> tell how much fuel you have left. The canisters and opaque bottles always
> leave me wondering.
Me too! Plus, if you used a partial canister but you don't have enough to
last til the next town, you now have to carry two canisters. And then, you
have to dispose of the two canisters. That's not very LNT. And...you either
have to find the canisters or mail them which runs into all sorts of mailing
regulations. I have had trouble finding the Pocket Rocket fuel at times and
I live in a town with four outfitters! Alcohol is really easy to find now
with most, if not all, outfitters and many other backpacker oriented
facilities carrying it in bulk. You can resupply with just what you need,
not just full canisters at a time. It's also more cost effective for those
hikers on a budget - especially when the stove is essentially free. (not that
I have ever acted frugally when gear is concerned, but some wiser hikers do)
I have Pocket Rocket too, and I love it for short trips, but wouldn't carry
it on long trips for those specific reasons. I am not sure what Pb meant by
the wind screen being built in - mine sure doesn't have a wind screen built
in and I have definitely needed to carry one for windy/cold conditions. At
least a piece of heavy duty foil folded over a few times.
Pb's observations about the amount of alcohol it takes for one person for 7
days is way high for my personal use, but I don't have a hot breakfast and I
have figured out how to snuff out the stove and save the alcohol if I finish
cooking before the fuel runs out. (yes, it can be done)
I haven't done the weighing but the one observation I may make is, from what

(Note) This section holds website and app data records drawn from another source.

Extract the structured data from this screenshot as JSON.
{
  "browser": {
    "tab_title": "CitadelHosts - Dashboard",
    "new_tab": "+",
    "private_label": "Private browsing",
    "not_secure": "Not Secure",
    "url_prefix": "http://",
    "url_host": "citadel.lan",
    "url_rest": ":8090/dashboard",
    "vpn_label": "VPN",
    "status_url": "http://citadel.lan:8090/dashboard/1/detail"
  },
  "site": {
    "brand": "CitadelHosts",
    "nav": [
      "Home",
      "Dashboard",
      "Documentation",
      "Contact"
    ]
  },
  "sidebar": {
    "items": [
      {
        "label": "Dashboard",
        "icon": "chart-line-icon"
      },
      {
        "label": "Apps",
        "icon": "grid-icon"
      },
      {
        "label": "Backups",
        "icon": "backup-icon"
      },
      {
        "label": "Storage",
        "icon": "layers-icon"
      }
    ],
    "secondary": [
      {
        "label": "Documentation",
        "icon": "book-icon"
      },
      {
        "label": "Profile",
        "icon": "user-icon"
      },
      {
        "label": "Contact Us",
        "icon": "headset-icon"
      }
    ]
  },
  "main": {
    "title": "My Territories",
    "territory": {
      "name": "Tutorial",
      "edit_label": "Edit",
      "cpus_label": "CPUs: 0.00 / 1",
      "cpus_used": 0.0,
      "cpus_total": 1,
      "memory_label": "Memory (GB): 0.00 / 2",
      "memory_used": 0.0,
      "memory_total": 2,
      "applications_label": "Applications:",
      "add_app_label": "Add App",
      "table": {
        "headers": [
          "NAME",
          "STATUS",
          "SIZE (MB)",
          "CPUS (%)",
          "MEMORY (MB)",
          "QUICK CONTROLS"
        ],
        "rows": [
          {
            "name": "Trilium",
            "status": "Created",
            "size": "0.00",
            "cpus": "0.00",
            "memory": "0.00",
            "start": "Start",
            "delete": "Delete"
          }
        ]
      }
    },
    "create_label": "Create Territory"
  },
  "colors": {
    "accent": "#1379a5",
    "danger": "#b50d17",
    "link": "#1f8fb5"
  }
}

I can tell by the email, Pb was comparing a weight based ounce for the Pocket
Rocket fuel to a volume based ounce for the alcohol stove. Methyl alcohol
weighs only about .8 ounces per liquid ounce, not 1 ounce.
That said, I am back to Esbit when I am hiking by myself. It is simple, the
residue doesn't bother me because I don't really care if the stuff sack I
keep my pot in is dirty, simple to mail if you get Esbit Brand (not trioxane
which is toxic and illegal to mail) and it's easy to see right up front how
much fuel you are carrying. It might be a more expensive method of cooking
than others, but it works for me.
Stoves are a personal preference, that's all. This list is about sharing
observations such as Sparky's, not arguing about which is right, wrong,
heaviest or lightest for everyone. We all have different opinions about what
we feel works best for us, what's lightest for us depending on the amount of
fuel we carry, our usage, who we hike with, etc.
I'm outta here to go have pizza and beer and then get ready to go to
Trailfest tomorrow morning. Maybe I'll see some of you there?
(Princess Of Gear)